Today, Morland’s picture still has the power to move the viewer to alarm and pity. The effect is somewhat muted, however, by the enormous flood of related imagery subsequently produced in Europe and America. A measure of the novel, even jolting, effect on its first viewers at the Royal Academy exhibition can still be gauged by the consideration of its origin within the early stages of organized resistance to the slave trade.
In 1787 a Quaker-led organization, the Society for Effecting the Abolition of the Slave Trade, was formed with the resolve to end the practice by force of law. “Execrable Human Traffick” is the first image of a broader anti-slavery movement to be conceived beyond the level of the emblematic. Its emphatic message is developed in fully pictorial terms, in the form of a vivid human drama illustrative of a horrific episode of the slave trade on the African coast.

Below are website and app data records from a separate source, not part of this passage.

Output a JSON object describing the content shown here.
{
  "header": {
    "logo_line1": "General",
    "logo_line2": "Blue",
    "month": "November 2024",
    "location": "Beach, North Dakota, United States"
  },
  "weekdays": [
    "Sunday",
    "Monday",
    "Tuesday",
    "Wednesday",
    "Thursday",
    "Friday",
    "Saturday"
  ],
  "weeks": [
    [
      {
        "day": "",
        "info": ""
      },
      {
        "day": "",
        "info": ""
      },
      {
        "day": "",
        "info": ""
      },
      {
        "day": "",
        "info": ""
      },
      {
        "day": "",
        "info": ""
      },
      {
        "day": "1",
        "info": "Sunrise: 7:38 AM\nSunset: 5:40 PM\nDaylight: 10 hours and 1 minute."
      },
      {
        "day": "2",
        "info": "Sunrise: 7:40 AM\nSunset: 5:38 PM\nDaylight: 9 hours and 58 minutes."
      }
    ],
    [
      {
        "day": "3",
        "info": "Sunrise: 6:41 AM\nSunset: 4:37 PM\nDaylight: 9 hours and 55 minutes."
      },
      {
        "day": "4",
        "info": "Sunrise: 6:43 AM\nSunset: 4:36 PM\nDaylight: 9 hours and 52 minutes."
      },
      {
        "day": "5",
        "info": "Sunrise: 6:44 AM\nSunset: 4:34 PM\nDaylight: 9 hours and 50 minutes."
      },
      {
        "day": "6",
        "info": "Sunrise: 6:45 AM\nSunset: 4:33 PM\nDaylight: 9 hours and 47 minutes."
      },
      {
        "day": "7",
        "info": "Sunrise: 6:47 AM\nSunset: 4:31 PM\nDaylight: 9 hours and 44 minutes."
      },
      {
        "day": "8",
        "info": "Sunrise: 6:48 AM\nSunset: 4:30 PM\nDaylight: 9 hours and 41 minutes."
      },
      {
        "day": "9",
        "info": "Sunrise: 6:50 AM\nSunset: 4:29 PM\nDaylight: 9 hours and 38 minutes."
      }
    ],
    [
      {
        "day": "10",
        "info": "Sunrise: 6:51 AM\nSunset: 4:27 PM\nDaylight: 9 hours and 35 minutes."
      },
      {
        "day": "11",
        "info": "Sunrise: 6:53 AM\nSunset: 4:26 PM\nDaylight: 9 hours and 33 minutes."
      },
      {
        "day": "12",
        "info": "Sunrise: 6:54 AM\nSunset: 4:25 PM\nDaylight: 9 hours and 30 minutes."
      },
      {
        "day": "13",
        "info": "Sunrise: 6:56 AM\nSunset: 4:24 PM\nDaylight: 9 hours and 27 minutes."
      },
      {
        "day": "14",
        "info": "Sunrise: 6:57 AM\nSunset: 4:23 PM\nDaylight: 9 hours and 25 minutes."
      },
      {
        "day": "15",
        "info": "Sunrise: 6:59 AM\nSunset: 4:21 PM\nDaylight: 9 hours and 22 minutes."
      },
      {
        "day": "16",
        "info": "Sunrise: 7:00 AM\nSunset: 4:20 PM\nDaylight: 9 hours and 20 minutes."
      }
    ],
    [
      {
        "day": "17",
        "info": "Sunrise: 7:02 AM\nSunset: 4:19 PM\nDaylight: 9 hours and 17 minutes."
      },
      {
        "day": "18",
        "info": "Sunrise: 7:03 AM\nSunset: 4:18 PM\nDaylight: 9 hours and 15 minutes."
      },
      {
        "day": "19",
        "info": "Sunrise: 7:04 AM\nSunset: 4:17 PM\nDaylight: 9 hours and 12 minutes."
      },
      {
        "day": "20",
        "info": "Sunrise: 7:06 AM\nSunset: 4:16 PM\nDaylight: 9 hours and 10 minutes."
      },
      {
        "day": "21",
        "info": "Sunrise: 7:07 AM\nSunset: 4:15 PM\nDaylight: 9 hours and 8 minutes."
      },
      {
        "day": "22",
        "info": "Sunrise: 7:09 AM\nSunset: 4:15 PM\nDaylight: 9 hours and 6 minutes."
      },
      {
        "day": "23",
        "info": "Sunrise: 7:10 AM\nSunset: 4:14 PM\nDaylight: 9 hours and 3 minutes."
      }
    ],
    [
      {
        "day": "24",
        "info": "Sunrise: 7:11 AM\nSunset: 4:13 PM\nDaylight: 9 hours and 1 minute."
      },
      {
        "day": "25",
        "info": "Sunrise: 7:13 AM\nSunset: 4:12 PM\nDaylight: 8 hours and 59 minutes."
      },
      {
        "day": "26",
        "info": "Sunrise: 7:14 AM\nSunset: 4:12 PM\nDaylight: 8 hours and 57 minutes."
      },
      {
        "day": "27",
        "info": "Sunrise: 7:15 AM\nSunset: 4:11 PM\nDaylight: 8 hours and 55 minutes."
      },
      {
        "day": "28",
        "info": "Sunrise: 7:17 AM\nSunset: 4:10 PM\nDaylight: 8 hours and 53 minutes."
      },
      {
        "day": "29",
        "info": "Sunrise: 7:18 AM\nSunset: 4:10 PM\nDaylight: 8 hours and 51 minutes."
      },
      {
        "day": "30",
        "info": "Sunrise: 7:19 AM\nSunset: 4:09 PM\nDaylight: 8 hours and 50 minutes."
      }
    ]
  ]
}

An already impressive body of literary works on the subject informed Morland’s fervent indictment of the slave trade. Inspired by the reigning philosophical notion of “sensibility” and its emphasis on the origin of benevolence in the realm of the emotions, a host of poems and other published works dramatically emphasized the horrors of the slave trade in stark, human terms. One of these, titled “The Slave Trade: A Poem,” composed in 1788 by the art dealer and poet William Collins, is directly linked with the painting. Rather than simply appeal to reason as the avenue toward moral enlightenment, Collins instead employed the quite different tactic of highly emotionally charged verse to recount the capture, sale and separation of a royal African family.
In his preface to the poem Collins states that he suggested the theme to his friend Morland, “a painter celebrated for his superior abilities in the beautiful simplicity of natural scenes.” The resulting picture was ready for exhibition during the same year. Morland’s scene corresponds with the text of six four-verse stanzas of “The Slave Trade.” Read together, word and image present a more complete evocation of the savage scene than either mode could create by itself. The first stanza of the relevant section relates the gist of the story: